We had to look closely at the bone marrow transplant option because we were not sure if I would be able to continue with the Sprycel.
In addition to being emotionally crushed, I was so sick.
I decided that I would go back on the intro diet of the SCD in an attempt to get the inflammation of my GI tract down. I was looking online for SCD recipes that did not include nuts or dairy and information about the AIP (Autoimmune Protocol of Paleo) kept popping up on my search.
I decided that I would give it a try.
It worked! The inflammation in my GI tract calmed and I was (am) able to take my Sprycel without any problems. I do continue to take a Lactaid pill with it.
But, so much more has come from the AIP.
Seriously. I went on it to be able to take chemo, to get my GI tract back to being OK (because I was doing OK before the chemo change). But I was not this healthy, vibrant or pain-free before going AIP.
Crohn’s disease is a disease of malnourishment. No matter how much I ate, I was always struggling to absorb nutrients, my skin did not glow and my body hurt. It is common with many autoimmune diseases to hurt or ache, to have joint pain.
Most of the “autoimmune symptoms” that I used to have are gone now and I have only been on the diet for 7 months.
I never expected it to make such a big difference in my life. I recommend that anyone with an autoimmune disease give it at least a 1 month trial.
There is an awesome “support group” on Instagram which you can find by using #AIP and I think that is very important because it gives you ideas of how to follow the diet with yummy recipes. It also gives you a huge network of people who don’t see themselves as victims of illness; they see themselves as strong people who go through the same fights that you go through.
It is very healing.
Below you will find a link to the podcast. It is an interview led by Eileen Laird of the Phoenix Helix. She shares her story which is so encouraging, in which she reversed Rheumatoid Arthritis through dietary and lifestyle changes.
During this podcast she interviews 5 people whose dietary and lifestyle changes have healed and mostly revered their autoimmune disease (some take low-dose maintenance medications). Today’s podcast interviews include the following diseases:

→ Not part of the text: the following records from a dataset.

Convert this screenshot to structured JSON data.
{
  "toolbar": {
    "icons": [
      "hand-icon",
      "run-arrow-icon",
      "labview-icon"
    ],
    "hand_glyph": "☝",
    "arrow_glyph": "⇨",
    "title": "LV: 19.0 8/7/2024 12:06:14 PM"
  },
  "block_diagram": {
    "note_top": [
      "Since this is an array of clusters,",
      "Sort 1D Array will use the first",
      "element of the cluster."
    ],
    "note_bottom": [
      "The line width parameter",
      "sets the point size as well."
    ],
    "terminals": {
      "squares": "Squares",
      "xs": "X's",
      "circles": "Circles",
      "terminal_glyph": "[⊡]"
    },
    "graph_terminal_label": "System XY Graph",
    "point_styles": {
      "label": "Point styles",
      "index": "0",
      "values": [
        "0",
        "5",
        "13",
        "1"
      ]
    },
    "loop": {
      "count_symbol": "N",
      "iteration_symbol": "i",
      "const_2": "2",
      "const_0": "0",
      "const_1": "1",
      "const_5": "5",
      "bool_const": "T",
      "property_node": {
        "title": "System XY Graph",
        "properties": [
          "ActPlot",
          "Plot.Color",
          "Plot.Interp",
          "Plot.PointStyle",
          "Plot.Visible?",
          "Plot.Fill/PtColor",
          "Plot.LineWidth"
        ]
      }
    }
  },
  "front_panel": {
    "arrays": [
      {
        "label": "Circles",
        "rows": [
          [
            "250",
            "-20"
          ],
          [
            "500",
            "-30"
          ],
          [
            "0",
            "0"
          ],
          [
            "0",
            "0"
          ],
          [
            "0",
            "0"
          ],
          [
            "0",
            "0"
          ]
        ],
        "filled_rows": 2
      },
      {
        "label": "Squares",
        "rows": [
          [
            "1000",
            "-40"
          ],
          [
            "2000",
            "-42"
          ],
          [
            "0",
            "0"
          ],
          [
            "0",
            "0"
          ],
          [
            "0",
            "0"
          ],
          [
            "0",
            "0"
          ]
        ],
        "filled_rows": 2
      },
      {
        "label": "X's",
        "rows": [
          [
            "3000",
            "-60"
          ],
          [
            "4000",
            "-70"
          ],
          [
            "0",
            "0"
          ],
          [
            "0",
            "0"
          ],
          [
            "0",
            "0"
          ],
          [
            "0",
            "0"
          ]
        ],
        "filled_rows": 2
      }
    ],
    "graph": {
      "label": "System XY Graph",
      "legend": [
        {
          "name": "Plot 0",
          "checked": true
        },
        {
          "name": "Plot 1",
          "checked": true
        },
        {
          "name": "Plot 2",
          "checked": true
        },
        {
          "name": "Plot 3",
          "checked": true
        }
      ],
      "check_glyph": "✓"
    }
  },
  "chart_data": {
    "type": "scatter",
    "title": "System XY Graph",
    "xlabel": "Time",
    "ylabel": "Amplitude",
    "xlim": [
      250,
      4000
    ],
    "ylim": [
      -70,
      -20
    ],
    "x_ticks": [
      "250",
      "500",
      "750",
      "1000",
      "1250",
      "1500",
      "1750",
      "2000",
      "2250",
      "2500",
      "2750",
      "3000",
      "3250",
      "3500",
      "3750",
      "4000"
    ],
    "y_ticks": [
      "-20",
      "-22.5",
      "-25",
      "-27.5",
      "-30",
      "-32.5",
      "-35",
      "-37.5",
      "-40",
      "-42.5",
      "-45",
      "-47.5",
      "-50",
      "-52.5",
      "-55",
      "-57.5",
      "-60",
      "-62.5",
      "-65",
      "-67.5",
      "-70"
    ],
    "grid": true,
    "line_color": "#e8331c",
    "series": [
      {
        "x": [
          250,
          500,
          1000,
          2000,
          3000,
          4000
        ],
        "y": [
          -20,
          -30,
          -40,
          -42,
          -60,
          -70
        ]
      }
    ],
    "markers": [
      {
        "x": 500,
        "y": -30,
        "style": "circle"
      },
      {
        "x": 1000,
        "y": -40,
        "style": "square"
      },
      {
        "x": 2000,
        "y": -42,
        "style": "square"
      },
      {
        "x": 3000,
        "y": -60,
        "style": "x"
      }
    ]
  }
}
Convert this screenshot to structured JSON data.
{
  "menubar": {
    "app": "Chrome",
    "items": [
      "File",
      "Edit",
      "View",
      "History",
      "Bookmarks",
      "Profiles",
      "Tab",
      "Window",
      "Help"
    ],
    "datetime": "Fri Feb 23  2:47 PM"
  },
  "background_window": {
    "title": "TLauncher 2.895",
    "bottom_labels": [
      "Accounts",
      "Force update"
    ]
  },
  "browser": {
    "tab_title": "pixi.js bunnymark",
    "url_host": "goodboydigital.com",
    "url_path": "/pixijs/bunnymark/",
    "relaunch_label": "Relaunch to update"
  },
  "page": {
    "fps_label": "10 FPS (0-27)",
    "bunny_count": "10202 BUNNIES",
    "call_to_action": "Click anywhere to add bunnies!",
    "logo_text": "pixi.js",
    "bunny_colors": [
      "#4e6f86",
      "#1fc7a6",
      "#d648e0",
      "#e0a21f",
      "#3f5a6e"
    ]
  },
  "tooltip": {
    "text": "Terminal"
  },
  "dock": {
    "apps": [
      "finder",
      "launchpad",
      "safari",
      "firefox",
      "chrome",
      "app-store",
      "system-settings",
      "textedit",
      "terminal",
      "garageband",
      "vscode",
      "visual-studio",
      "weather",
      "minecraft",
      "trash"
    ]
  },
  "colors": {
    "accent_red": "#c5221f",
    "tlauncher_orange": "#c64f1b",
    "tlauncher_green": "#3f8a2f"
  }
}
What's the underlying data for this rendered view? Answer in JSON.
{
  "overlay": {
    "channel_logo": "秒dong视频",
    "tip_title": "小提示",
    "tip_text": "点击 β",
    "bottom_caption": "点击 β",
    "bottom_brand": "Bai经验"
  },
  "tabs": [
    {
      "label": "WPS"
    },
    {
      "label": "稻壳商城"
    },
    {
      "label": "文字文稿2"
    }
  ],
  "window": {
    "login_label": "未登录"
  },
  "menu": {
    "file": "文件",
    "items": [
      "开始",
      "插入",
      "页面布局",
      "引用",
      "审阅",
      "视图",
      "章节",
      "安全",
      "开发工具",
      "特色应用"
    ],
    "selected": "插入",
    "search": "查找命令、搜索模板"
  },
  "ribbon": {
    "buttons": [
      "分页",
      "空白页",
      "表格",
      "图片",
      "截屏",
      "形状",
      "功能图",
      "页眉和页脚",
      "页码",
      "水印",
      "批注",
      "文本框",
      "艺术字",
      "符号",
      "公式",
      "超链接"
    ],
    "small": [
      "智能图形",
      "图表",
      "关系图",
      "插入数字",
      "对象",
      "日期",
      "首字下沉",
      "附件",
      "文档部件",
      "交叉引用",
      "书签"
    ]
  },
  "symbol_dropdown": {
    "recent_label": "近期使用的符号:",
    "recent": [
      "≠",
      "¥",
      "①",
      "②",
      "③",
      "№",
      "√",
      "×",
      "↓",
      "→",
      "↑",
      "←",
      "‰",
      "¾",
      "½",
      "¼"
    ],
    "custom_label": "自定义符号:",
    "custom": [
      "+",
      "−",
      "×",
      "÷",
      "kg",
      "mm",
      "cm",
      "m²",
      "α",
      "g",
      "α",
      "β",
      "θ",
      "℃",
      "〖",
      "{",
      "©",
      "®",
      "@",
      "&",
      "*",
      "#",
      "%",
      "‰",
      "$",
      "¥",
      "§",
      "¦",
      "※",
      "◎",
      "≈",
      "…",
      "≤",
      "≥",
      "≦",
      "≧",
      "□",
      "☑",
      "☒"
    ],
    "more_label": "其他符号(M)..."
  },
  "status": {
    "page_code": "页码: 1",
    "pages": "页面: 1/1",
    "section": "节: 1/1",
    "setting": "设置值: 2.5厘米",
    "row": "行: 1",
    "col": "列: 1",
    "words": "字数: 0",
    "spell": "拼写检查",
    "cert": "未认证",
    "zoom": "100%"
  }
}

*Multiple Autoimmune Syndrome
Here is the link to the free podcast (click on the little gray box under “Listen to the show”)